* TASK ITEM *
Each line of the records containing "legend" is to be copied out and returned.

* SUPPLIED RECORDS *
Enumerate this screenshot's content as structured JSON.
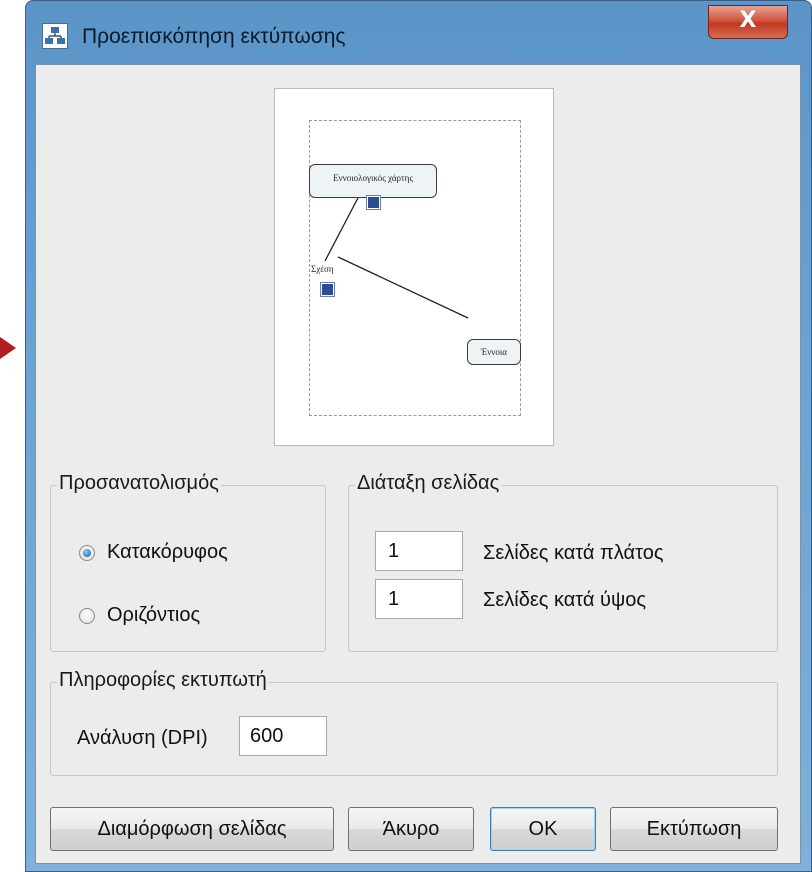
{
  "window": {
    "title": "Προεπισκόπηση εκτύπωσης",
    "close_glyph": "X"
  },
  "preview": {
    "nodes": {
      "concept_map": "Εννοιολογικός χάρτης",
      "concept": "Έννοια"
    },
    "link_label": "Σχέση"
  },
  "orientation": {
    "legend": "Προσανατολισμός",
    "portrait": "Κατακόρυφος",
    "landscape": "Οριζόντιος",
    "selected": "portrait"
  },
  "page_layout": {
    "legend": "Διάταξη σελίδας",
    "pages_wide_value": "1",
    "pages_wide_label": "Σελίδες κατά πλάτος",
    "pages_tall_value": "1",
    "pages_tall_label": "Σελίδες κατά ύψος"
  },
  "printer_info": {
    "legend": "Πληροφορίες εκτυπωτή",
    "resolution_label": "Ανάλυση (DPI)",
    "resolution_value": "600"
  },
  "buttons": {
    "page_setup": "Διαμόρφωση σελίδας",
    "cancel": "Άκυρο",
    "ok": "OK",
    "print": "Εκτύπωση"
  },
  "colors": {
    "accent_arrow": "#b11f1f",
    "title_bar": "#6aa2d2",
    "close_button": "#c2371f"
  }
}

* EXPECTED ANSWER *
    "legend": "Προσανατολισμός",
    "legend": "Διάταξη σελίδας",
    "legend": "Πληροφορίες εκτυπωτή",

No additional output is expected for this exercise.